As if she’s not busy enough, with two young kids and a steadily growing business, Sherry also teaches yoga at two gyms and holds private sessions. ‘I’m a very determined person and I want to be able to give my kids the life my parents gave me and my sister. We went to a really good school, my parents worked hard and I really appreciate that. They have a fantastic life – because they’ve earned that life. That’s what I want, and to make sure my kids are okay.’

Sherry’s found the support of Business Wales vital and invaluable. ‘When I gave my business plan to Tim (husband) he said, this is great, but it’s just fluff. We’re so different in the way we work. He’s got no creativity whatsoever. He’s a numbers man. I am all about what he calls ‘fluff’ – getting things to look amazing, the creativity. I took a couple of workshops with Business Wales – they’ve been phenomenal. They went over my plan and asked all the right questions and I was like wow, I can’t answer any of them! It was about taking that homework back and starting from scratch. Questions not just about the money, but also, does the lifestyle work for you? If every single day, you’re working events, just breaking even – is it worth the effort?

With a little help from my friends.

And it’s certainly looking like that determination’s paying off if the excitable Twitter chatter is anything to go by. I’m curious to hear the advice Sherry has for those thinking about going it alone. ‘I wish I had an answer. For me, it was finding a gap in the market, which was Bao buns. Every food person I’ve talked to, take Christa (Mama K’s) for example, a close friend of mine, she’s been my absolute rock – she said, you’ve just got to get out there, put yourself there and just try it. For me, the biggest thing is, you can hold yourself back by having a million doubts. You can overthink things. Some people under think things too – lack of planning is dangerous – you need a basic business plan – know your budget and don’t blow it out. For me, not necessarily for everyone else, it’s about not constantly second-guessing yourself. If you do, you’re never going to want to start anything.’

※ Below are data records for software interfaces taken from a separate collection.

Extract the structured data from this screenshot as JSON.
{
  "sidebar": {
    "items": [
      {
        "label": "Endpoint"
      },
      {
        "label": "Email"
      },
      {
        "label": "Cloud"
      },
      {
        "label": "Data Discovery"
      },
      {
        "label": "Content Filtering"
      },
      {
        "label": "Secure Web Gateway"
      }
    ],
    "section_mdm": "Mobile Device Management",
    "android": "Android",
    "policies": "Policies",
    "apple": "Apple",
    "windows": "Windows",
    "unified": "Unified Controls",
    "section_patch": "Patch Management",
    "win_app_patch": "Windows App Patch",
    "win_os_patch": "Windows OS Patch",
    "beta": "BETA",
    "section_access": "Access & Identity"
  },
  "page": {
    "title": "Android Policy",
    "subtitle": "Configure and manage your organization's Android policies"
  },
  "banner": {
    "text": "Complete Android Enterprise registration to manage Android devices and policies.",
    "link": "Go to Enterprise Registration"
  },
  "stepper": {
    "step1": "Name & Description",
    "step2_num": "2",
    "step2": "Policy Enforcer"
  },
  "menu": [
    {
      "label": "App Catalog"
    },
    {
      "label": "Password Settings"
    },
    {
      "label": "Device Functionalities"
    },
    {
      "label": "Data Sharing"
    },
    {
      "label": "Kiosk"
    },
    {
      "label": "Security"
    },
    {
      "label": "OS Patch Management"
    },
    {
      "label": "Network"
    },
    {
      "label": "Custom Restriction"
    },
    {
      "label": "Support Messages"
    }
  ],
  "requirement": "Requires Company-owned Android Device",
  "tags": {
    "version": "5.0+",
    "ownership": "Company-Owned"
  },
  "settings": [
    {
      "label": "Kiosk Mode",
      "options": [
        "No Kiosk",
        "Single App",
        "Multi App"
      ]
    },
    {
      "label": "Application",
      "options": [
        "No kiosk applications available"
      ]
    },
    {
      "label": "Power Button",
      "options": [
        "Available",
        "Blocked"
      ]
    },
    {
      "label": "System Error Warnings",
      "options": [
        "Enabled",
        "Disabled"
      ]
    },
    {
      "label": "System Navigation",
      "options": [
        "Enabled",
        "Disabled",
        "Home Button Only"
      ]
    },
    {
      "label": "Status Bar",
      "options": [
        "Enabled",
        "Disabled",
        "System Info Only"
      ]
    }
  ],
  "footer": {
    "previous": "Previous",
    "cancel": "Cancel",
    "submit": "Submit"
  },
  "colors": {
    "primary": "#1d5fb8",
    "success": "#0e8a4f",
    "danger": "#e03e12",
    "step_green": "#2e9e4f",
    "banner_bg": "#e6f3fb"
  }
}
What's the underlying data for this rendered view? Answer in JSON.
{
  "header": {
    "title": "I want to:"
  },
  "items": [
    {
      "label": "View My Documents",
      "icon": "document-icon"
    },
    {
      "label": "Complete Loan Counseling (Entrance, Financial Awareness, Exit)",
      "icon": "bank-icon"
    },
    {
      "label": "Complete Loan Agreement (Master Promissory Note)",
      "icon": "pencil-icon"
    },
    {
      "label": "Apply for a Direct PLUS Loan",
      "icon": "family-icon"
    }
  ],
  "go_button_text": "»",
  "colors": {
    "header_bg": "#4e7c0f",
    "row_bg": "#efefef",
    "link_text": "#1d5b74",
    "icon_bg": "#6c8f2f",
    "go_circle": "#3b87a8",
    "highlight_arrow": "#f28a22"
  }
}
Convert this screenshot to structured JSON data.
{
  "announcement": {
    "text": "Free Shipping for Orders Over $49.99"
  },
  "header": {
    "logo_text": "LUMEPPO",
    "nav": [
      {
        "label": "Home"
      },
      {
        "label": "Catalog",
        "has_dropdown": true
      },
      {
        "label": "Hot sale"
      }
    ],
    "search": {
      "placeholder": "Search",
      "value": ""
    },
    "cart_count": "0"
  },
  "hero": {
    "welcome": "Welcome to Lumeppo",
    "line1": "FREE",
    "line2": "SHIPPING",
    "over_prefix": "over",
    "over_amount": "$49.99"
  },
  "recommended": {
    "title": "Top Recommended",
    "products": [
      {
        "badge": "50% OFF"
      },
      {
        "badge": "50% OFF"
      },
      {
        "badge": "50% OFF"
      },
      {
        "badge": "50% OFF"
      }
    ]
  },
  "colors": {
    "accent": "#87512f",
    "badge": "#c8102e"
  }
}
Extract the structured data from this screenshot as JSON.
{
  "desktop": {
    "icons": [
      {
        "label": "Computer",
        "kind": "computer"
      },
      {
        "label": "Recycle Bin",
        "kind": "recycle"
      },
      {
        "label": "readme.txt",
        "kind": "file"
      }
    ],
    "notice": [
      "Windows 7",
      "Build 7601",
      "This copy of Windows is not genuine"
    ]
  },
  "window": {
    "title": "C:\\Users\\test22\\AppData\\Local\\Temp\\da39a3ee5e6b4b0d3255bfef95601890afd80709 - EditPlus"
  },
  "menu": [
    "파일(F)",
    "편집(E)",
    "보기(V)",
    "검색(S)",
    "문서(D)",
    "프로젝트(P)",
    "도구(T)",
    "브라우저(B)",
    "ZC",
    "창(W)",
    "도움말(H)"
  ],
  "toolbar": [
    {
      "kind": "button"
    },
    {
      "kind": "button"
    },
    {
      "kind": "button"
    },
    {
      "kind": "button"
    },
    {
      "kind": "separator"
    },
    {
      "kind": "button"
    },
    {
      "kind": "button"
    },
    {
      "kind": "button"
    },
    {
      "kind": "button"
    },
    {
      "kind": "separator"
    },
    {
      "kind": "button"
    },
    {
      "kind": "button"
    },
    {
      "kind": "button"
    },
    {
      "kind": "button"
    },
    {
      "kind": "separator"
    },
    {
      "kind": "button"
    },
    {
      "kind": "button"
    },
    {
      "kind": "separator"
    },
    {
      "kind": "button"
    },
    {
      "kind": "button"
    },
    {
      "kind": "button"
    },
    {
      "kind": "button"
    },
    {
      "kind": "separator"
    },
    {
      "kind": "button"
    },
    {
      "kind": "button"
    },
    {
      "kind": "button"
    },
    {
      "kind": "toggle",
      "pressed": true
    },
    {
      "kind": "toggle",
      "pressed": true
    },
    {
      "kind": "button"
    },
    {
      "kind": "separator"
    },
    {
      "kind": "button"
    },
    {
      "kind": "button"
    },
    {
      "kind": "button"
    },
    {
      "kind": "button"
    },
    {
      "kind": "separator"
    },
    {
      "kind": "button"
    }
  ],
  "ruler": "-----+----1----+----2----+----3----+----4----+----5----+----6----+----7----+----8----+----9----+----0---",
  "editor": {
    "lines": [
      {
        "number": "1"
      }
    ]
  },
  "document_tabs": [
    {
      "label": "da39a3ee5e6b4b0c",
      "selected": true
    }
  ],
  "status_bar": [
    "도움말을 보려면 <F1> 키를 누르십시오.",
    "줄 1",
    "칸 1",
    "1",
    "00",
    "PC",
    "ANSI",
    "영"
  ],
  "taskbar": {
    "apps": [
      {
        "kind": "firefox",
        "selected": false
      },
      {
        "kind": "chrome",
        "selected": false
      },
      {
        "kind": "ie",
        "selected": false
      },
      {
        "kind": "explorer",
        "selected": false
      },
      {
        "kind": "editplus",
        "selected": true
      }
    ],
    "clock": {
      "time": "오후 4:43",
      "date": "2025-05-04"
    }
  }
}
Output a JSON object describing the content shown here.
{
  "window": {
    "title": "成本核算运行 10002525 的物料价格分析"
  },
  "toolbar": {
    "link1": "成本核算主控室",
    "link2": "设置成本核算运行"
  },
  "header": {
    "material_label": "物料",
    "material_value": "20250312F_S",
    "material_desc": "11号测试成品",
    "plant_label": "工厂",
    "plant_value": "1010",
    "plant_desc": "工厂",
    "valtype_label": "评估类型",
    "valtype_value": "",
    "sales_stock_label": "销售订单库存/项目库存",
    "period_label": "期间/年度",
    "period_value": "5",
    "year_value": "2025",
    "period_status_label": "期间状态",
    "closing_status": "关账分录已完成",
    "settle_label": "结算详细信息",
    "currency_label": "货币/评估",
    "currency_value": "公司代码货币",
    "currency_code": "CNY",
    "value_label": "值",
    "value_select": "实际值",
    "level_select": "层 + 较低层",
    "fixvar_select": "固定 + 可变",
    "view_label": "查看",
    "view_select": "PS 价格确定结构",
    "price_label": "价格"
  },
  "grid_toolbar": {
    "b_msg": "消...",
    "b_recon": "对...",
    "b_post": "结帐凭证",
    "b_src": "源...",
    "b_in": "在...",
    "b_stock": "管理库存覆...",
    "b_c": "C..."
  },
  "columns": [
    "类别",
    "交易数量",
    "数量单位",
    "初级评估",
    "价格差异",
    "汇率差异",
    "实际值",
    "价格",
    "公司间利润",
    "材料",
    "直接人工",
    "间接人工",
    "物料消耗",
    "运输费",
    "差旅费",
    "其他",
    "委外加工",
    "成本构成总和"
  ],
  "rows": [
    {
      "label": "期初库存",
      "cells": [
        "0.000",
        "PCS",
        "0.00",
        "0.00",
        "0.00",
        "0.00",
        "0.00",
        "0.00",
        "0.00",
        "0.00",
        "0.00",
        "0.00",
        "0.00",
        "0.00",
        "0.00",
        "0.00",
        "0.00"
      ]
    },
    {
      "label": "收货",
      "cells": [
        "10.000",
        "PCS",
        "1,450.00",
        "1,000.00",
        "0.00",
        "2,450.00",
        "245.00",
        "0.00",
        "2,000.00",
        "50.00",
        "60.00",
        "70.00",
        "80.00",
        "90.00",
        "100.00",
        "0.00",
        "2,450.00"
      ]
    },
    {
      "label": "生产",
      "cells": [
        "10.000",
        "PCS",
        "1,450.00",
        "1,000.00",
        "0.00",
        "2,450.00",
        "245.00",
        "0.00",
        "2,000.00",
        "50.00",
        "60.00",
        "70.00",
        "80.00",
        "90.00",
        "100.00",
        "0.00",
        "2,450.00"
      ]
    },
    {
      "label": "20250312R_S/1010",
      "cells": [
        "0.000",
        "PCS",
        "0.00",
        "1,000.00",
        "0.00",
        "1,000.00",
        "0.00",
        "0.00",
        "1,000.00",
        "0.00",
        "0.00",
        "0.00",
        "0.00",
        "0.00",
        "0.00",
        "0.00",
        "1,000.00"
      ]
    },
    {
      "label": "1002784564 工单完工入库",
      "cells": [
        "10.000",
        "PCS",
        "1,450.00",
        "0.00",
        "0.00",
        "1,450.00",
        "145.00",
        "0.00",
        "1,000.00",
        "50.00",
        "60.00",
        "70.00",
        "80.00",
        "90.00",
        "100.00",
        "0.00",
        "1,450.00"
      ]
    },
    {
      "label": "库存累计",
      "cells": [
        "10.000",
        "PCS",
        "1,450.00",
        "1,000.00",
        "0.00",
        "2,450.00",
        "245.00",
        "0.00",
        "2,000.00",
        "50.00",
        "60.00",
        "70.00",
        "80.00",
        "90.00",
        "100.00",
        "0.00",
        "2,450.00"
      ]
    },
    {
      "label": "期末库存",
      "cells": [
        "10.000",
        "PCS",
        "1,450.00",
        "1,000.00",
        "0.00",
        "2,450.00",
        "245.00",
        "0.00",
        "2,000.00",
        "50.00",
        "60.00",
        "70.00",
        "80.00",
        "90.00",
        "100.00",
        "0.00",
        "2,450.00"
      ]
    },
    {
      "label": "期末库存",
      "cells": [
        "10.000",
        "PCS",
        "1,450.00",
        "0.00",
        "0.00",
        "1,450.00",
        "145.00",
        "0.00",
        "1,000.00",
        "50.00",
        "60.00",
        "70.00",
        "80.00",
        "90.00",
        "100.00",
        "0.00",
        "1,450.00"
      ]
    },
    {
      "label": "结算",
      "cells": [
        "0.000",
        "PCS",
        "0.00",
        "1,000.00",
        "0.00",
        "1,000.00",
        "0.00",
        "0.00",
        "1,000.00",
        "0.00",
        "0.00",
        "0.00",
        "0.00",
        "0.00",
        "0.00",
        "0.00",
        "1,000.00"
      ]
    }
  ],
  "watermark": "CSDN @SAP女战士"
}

Chester’s certainly chuffed Sherry took the leap. The Bao and Beer night at Meltdown (15th Nov) has already sold out. But don’t panic, on the 1st Nov you can treat yourself to the Chip’d and Bao’d pop up on Northgate Street, details here. Follow Bao Revolution on Twitter and Facebook and website (coming soon) to stay in-the-know. Something tells me this flavour-focused entrepreneur is only just getting started…